= Work request =
Copy the data that follows exactly. Include no pictures.

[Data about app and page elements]
*-*-*

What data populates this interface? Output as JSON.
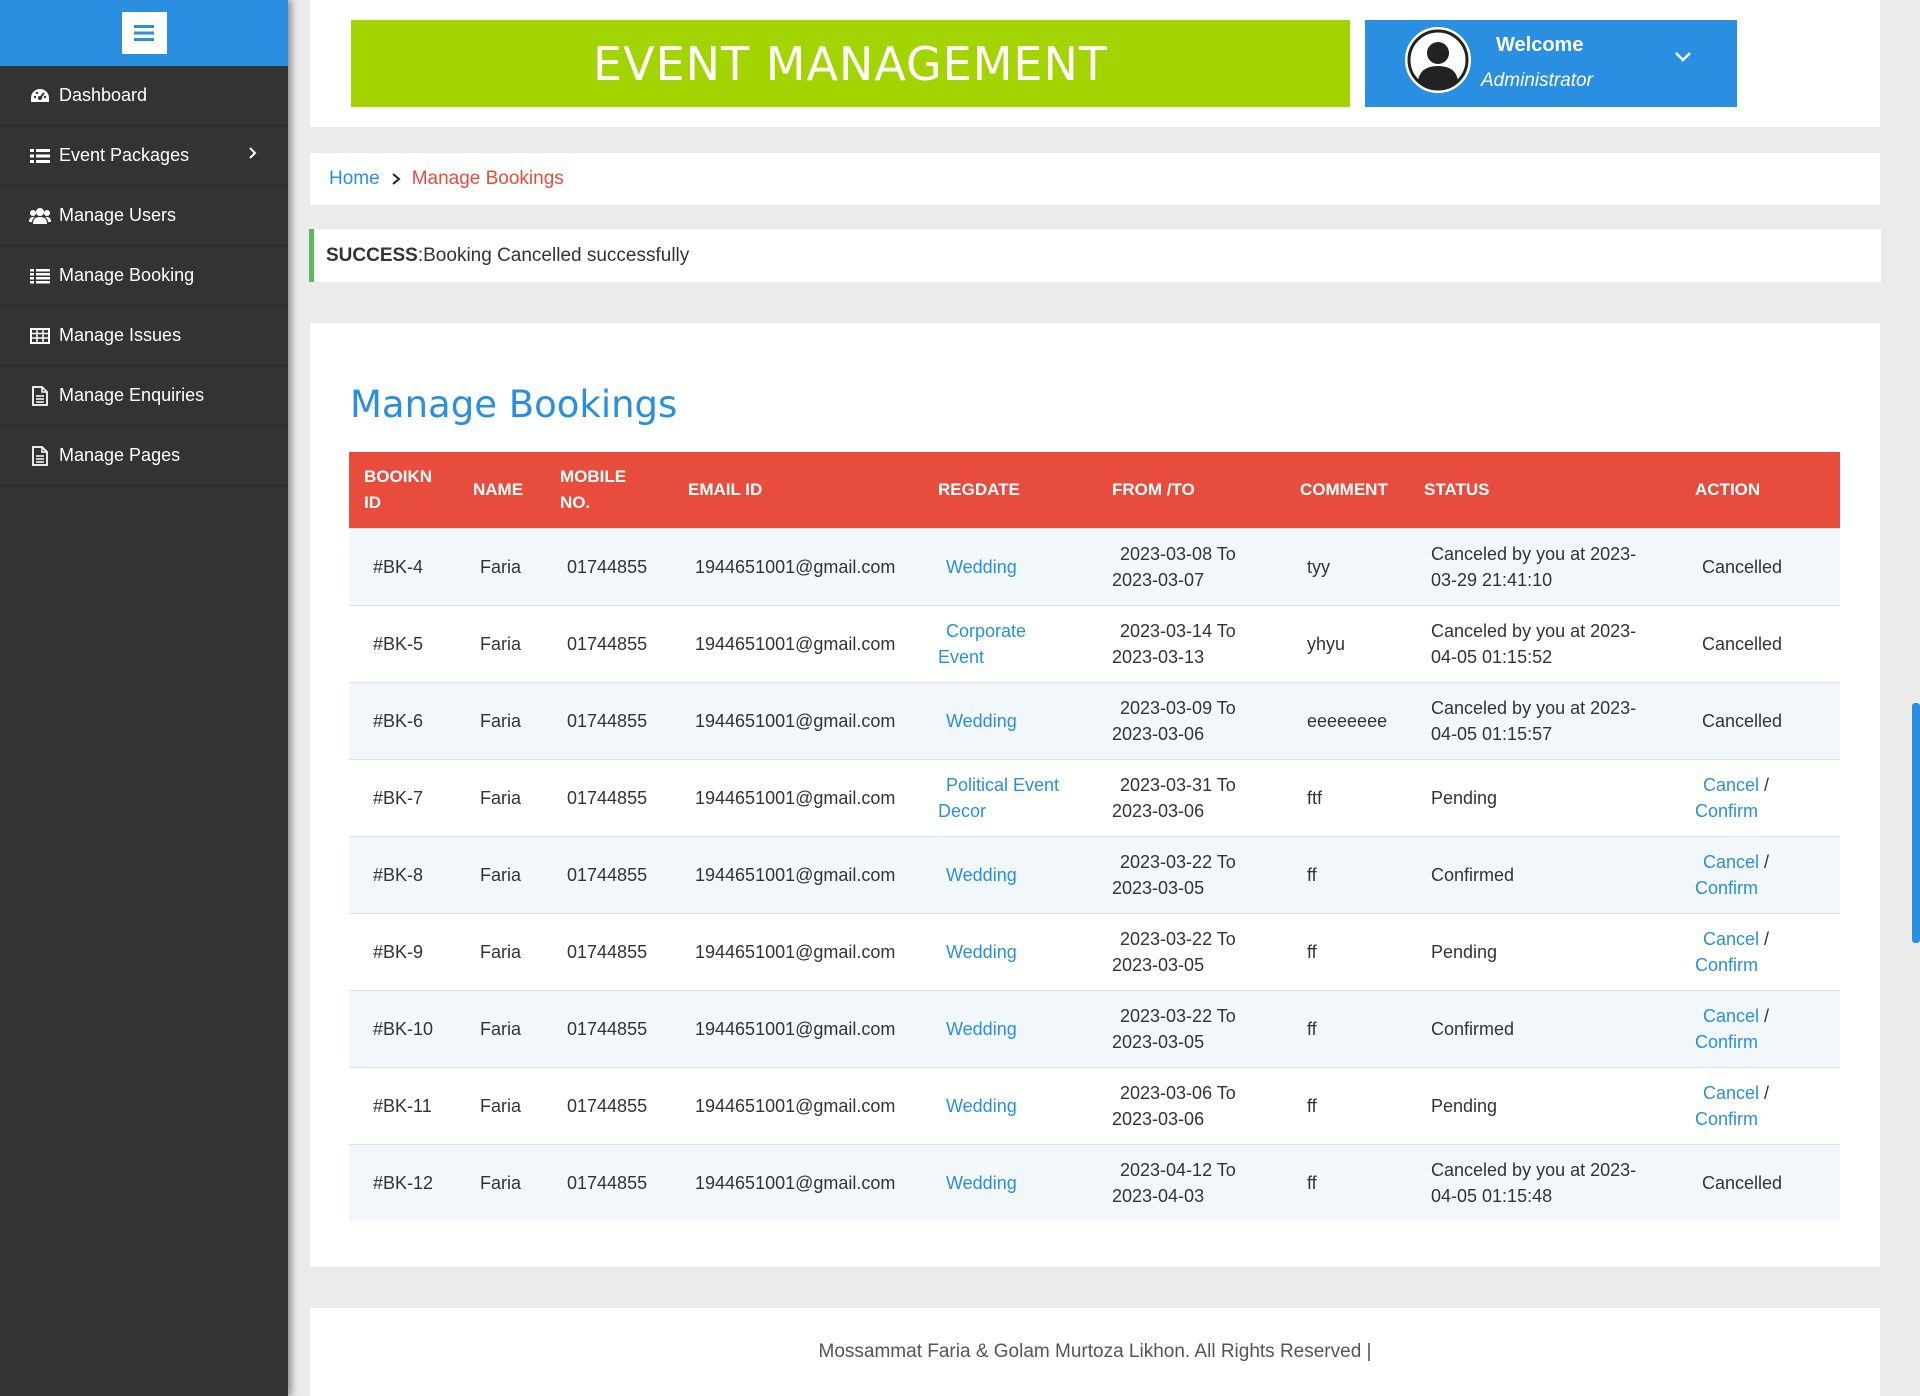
{
  "sidebar": {
    "items": [
      {
        "label": "Dashboard",
        "icon": "dashboard-icon"
      },
      {
        "label": "Event Packages",
        "icon": "list-icon"
      },
      {
        "label": "Manage Users",
        "icon": "users-icon"
      },
      {
        "label": "Manage Booking",
        "icon": "list-icon"
      },
      {
        "label": "Manage Issues",
        "icon": "table-icon"
      },
      {
        "label": "Manage Enquiries",
        "icon": "document-icon"
      },
      {
        "label": "Manage Pages",
        "icon": "document-icon"
      }
    ]
  },
  "header": {
    "brand": "EVENT MANAGEMENT",
    "welcome_title": "Welcome",
    "welcome_user": "Administrator"
  },
  "breadcrumb": {
    "home": "Home",
    "current": "Manage Bookings"
  },
  "alert": {
    "label": "SUCCESS",
    "message": ":Booking Cancelled successfully"
  },
  "main": {
    "title": "Manage Bookings",
    "table": {
      "headers": {
        "id": "BOOIKN ID",
        "name": "NAME",
        "mobile": "MOBILE NO.",
        "email": "EMAIL ID",
        "regdate": "REGDATE",
        "fromto": "FROM /TO",
        "comment": "COMMENT",
        "status": "STATUS",
        "action": "ACTION"
      },
      "rows": [
        {
          "id": "#BK-4",
          "name": "Faria",
          "mobile": "01744855",
          "email": "1944651001@gmail.com",
          "event": "Wedding",
          "from": "2023-03-08 To",
          "to": "2023-03-07",
          "comment": "tyy",
          "status": "Canceled by you at 2023-03-29 21:41:10",
          "action": "Cancelled"
        },
        {
          "id": "#BK-5",
          "name": "Faria",
          "mobile": "01744855",
          "email": "1944651001@gmail.com",
          "event": "Corporate Event",
          "from": "2023-03-14 To",
          "to": "2023-03-13",
          "comment": "yhyu",
          "status": "Canceled by you at 2023-04-05 01:15:52",
          "action": "Cancelled"
        },
        {
          "id": "#BK-6",
          "name": "Faria",
          "mobile": "01744855",
          "email": "1944651001@gmail.com",
          "event": "Wedding",
          "from": "2023-03-09 To",
          "to": "2023-03-06",
          "comment": "eeeeeeee",
          "status": "Canceled by you at 2023-04-05 01:15:57",
          "action": "Cancelled"
        },
        {
          "id": "#BK-7",
          "name": "Faria",
          "mobile": "01744855",
          "email": "1944651001@gmail.com",
          "event": "Political Event Decor",
          "from": "2023-03-31 To",
          "to": "2023-03-06",
          "comment": "ftf",
          "status": "Pending",
          "action": "Cancel / Confirm"
        },
        {
          "id": "#BK-8",
          "name": "Faria",
          "mobile": "01744855",
          "email": "1944651001@gmail.com",
          "event": "Wedding",
          "from": "2023-03-22 To",
          "to": "2023-03-05",
          "comment": "ff",
          "status": "Confirmed",
          "action": "Cancel / Confirm"
        },
        {
          "id": "#BK-9",
          "name": "Faria",
          "mobile": "01744855",
          "email": "1944651001@gmail.com",
          "event": "Wedding",
          "from": "2023-03-22 To",
          "to": "2023-03-05",
          "comment": "ff",
          "status": "Pending",
          "action": "Cancel / Confirm"
        },
        {
          "id": "#BK-10",
          "name": "Faria",
          "mobile": "01744855",
          "email": "1944651001@gmail.com",
          "event": "Wedding",
          "from": "2023-03-22 To",
          "to": "2023-03-05",
          "comment": "ff",
          "status": "Confirmed",
          "action": "Cancel / Confirm"
        },
        {
          "id": "#BK-11",
          "name": "Faria",
          "mobile": "01744855",
          "email": "1944651001@gmail.com",
          "event": "Wedding",
          "from": "2023-03-06 To",
          "to": "2023-03-06",
          "comment": "ff",
          "status": "Pending",
          "action": "Cancel / Confirm"
        },
        {
          "id": "#BK-12",
          "name": "Faria",
          "mobile": "01744855",
          "email": "1944651001@gmail.com",
          "event": "Wedding",
          "from": "2023-04-12 To",
          "to": "2023-04-03",
          "comment": "ff",
          "status": "Canceled by you at 2023-04-05 01:15:48",
          "action": "Cancelled"
        }
      ]
    }
  },
  "footer": {
    "text": "Mossammat Faria & Golam Murtoza Likhon. All Rights Reserved |"
  },
  "colors": {
    "primary": "#2a8fe0",
    "brand_green": "#a4d400",
    "table_header": "#e74c3c",
    "sidebar_bg": "#333333",
    "success_border": "#5cb85c"
  }
}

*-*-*

= Answer space =
What data populates this interface? Output as JSON.
{
  "sidebar": {
    "items": [
      {
        "label": "Dashboard",
        "icon": "dashboard-icon"
      },
      {
        "label": "Event Packages",
        "icon": "list-icon"
      },
      {
        "label": "Manage Users",
        "icon": "users-icon"
      },
      {
        "label": "Manage Booking",
        "icon": "list-icon"
      },
      {
        "label": "Manage Issues",
        "icon": "table-icon"
      },
      {
        "label": "Manage Enquiries",
        "icon": "document-icon"
      },
      {
        "label": "Manage Pages",
        "icon": "document-icon"
      }
    ]
  },
  "header": {
    "brand": "EVENT MANAGEMENT",
    "welcome_title": "Welcome",
    "welcome_user": "Administrator"
  },
  "breadcrumb": {
    "home": "Home",
    "current": "Manage Bookings"
  },
  "alert": {
    "label": "SUCCESS",
    "message": ":Booking Cancelled successfully"
  },
  "main": {
    "title": "Manage Bookings",
    "table": {
      "headers": {
        "id": "BOOIKN ID",
        "name": "NAME",
        "mobile": "MOBILE NO.",
        "email": "EMAIL ID",
        "regdate": "REGDATE",
        "fromto": "FROM /TO",
        "comment": "COMMENT",
        "status": "STATUS",
        "action": "ACTION"
      },
      "rows": [
        {
          "id": "#BK-4",
          "name": "Faria",
          "mobile": "01744855",
          "email": "1944651001@gmail.com",
          "event": "Wedding",
          "from": "2023-03-08 To",
          "to": "2023-03-07",
          "comment": "tyy",
          "status": "Canceled by you at 2023-03-29 21:41:10",
          "action": "Cancelled"
        },
        {
          "id": "#BK-5",
          "name": "Faria",
          "mobile": "01744855",
          "email": "1944651001@gmail.com",
          "event": "Corporate Event",
          "from": "2023-03-14 To",
          "to": "2023-03-13",
          "comment": "yhyu",
          "status": "Canceled by you at 2023-04-05 01:15:52",
          "action": "Cancelled"
        },
        {
          "id": "#BK-6",
          "name": "Faria",
          "mobile": "01744855",
          "email": "1944651001@gmail.com",
          "event": "Wedding",
          "from": "2023-03-09 To",
          "to": "2023-03-06",
          "comment": "eeeeeeee",
          "status": "Canceled by you at 2023-04-05 01:15:57",
          "action": "Cancelled"
        },
        {
          "id": "#BK-7",
          "name": "Faria",
          "mobile": "01744855",
          "email": "1944651001@gmail.com",
          "event": "Political Event Decor",
          "from": "2023-03-31 To",
          "to": "2023-03-06",
          "comment": "ftf",
          "status": "Pending",
          "action": "Cancel / Confirm"
        },
        {
          "id": "#BK-8",
          "name": "Faria",
          "mobile": "01744855",
          "email": "1944651001@gmail.com",
          "event": "Wedding",
          "from": "2023-03-22 To",
          "to": "2023-03-05",
          "comment": "ff",
          "status": "Confirmed",
          "action": "Cancel / Confirm"
        },
        {
          "id": "#BK-9",
          "name": "Faria",
          "mobile": "01744855",
          "email": "1944651001@gmail.com",
          "event": "Wedding",
          "from": "2023-03-22 To",
          "to": "2023-03-05",
          "comment": "ff",
          "status": "Pending",
          "action": "Cancel / Confirm"
        },
        {
          "id": "#BK-10",
          "name": "Faria",
          "mobile": "01744855",
          "email": "1944651001@gmail.com",
          "event": "Wedding",
          "from": "2023-03-22 To",
          "to": "2023-03-05",
          "comment": "ff",
          "status": "Confirmed",
          "action": "Cancel / Confirm"
        },
        {
          "id": "#BK-11",
          "name": "Faria",
          "mobile": "01744855",
          "email": "1944651001@gmail.com",
          "event": "Wedding",
          "from": "2023-03-06 To",
          "to": "2023-03-06",
          "comment": "ff",
          "status": "Pending",
          "action": "Cancel / Confirm"
        },
        {
          "id": "#BK-12",
          "name": "Faria",
          "mobile": "01744855",
          "email": "1944651001@gmail.com",
          "event": "Wedding",
          "from": "2023-04-12 To",
          "to": "2023-04-03",
          "comment": "ff",
          "status": "Canceled by you at 2023-04-05 01:15:48",
          "action": "Cancelled"
        }
      ]
    }
  },
  "footer": {
    "text": "Mossammat Faria & Golam Murtoza Likhon. All Rights Reserved |"
  },
  "colors": {
    "primary": "#2a8fe0",
    "brand_green": "#a4d400",
    "table_header": "#e74c3c",
    "sidebar_bg": "#333333",
    "success_border": "#5cb85c"
  }
}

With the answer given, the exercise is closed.